Hi, my name is Ms. Brown and this is my first time blogging :)
I have had the pleasure of working with Jenna for almost 3 weeks now. As part of my Bachelor's of Education, I am taking an "alternative" placement in a setting outside of the typical classroom. Using all of the wonderful resources, advice and knowledge from Jenna and the Early Literacy team, I've put together some information that I have found to be useful and relevant to promoting language and literacy at home. Stay tuned for more!
2 of the best predictors of your child’s success in reading are letter knowledge and phonemic awareness. Here are some ways to help improve your child's letter knowledge.
1. Recognizing the Alphabet
Knowing how to identify letters is an important stepping stone for learning how to read. Further, if your child can name all the letters, he or she will be better able to understand the alphabetic principle – knowing that each letter stands for a specific sound.
The “Elemeno” Problem:
The Alphabet song is usually our first introduction to this alphabetic principal.
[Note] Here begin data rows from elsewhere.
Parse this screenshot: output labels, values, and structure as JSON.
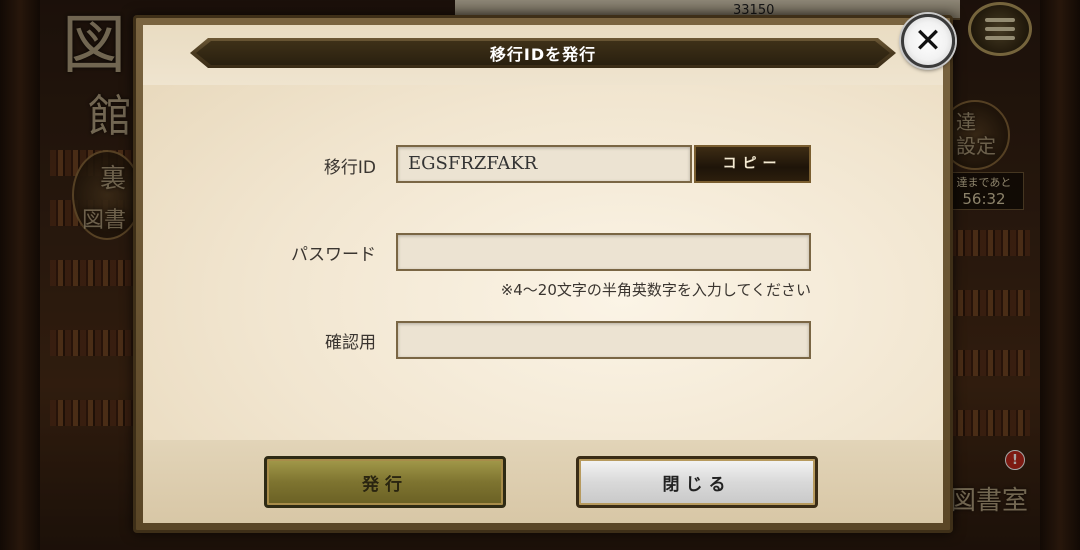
{
  "background": {
    "coin_count": "33150",
    "side_text_top": "図",
    "side_text_library": "館",
    "side_text_ura": "裏",
    "side_text_tosho": "図書",
    "right_badge_text": "達\n設定",
    "timer_label": "達まであと",
    "timer_value": "56:32",
    "right_bottom_text": "図書室",
    "notification_mark": "!"
  },
  "dialog": {
    "title": "移行IDを発行",
    "transfer_id_label": "移行ID",
    "transfer_id_value": "EGSFRZFAKR",
    "copy_button_label": "コピー",
    "password_label": "パスワード",
    "password_value": "",
    "password_hint": "※4～20文字の半角英数字を入力してください",
    "confirm_label": "確認用",
    "confirm_value": "",
    "issue_button_label": "発行",
    "close_button_label": "閉じる"
  },
  "colors": {
    "title_ribbon": "#3e3018",
    "issue_button": "#7e7430",
    "close_button": "#d9d9d9",
    "dialog_bg": "#f1e5cf"
  }
}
However, about half way through the song, most children tend to combine the l, m, n, and o, to make "elemeno.” It can be difficult for your child to understand that each letter makes its own sound, when these 4 letters are made into one big nonsense word.
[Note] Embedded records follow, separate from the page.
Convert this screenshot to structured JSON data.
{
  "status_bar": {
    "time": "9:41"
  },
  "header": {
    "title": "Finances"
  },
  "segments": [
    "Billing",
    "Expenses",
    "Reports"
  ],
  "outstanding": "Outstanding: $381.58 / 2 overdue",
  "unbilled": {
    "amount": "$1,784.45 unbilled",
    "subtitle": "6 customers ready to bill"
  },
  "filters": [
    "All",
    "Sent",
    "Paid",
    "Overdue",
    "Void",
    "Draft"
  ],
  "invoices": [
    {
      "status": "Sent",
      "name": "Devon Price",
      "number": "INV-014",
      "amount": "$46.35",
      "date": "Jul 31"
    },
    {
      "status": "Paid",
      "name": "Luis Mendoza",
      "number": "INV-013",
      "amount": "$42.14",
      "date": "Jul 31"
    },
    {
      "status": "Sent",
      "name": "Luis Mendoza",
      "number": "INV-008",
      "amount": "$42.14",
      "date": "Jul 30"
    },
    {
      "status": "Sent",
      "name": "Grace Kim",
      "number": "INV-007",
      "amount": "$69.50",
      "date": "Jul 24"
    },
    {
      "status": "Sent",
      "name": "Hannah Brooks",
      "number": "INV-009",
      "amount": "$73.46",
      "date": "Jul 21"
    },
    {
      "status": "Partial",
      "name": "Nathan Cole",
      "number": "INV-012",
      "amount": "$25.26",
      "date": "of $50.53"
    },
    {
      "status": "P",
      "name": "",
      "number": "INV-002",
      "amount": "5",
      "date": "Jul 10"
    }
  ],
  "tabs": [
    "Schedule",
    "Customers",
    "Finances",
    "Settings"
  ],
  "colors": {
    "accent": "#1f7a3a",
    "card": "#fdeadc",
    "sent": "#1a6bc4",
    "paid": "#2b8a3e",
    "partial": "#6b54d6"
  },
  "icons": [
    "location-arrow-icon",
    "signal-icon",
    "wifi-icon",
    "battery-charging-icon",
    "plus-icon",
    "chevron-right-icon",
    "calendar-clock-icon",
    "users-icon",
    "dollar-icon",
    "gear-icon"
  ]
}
To make sure your child has a solid alphabetic foundation, try some of these suggestions:
- Listen to several versions of the alphabet song.
- “ZYXs” was featured on the Big Comfy Couch, and challenges your child to sing the ABCs backwards.
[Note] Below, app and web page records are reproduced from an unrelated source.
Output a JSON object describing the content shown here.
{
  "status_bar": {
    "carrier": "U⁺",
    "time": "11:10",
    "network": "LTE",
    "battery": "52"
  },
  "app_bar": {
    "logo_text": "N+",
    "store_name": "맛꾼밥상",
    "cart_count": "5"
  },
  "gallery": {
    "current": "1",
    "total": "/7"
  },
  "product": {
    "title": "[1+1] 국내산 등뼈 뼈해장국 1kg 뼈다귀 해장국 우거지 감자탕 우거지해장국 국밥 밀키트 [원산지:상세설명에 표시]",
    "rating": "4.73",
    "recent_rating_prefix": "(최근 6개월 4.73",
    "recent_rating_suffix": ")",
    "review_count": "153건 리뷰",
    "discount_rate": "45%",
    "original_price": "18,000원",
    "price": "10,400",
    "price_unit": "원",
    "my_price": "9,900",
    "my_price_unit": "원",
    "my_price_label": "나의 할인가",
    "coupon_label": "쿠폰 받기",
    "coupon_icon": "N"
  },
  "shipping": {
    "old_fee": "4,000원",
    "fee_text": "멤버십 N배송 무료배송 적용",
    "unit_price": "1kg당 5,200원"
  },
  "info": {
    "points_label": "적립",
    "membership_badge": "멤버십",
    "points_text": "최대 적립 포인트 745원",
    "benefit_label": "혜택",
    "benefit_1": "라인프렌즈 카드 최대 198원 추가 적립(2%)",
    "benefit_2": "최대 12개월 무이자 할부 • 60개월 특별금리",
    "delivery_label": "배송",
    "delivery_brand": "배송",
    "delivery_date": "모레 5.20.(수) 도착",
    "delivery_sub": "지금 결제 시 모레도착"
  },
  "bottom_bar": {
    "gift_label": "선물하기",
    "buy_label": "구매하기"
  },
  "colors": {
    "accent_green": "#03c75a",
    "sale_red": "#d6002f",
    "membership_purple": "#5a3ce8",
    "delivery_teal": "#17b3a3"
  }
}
Preview this great CD of ABC songs with a twist. Bonus- they leave out the “elemeno” lyric.
- On tongue depressors, or popsicle sticks, make a set of alphabet sticks. Have your child arrange them in order.
- Provide many forms of the alphabet – sandpaper letters, for instance, are great tactile forms of the alphabet (see below). Or something they’re sure to love – eewy gooey letters! Place some clear hair gel in a bag, and add some food colouring. Make sure the bag is zipped tight! Have your child form letters with their finger on the outside of the bag.
- Read lots of Alphabet Books. Alphabet Books are Great Because They ...
- Help children learn letter sequence
- Help children connect a sound with a letter
- Support oral language development in beginning readers
Chicka Chicka Boom Boom by Bill Martin Jr. and John Archambault
Alphabeasts by Wallace Edwards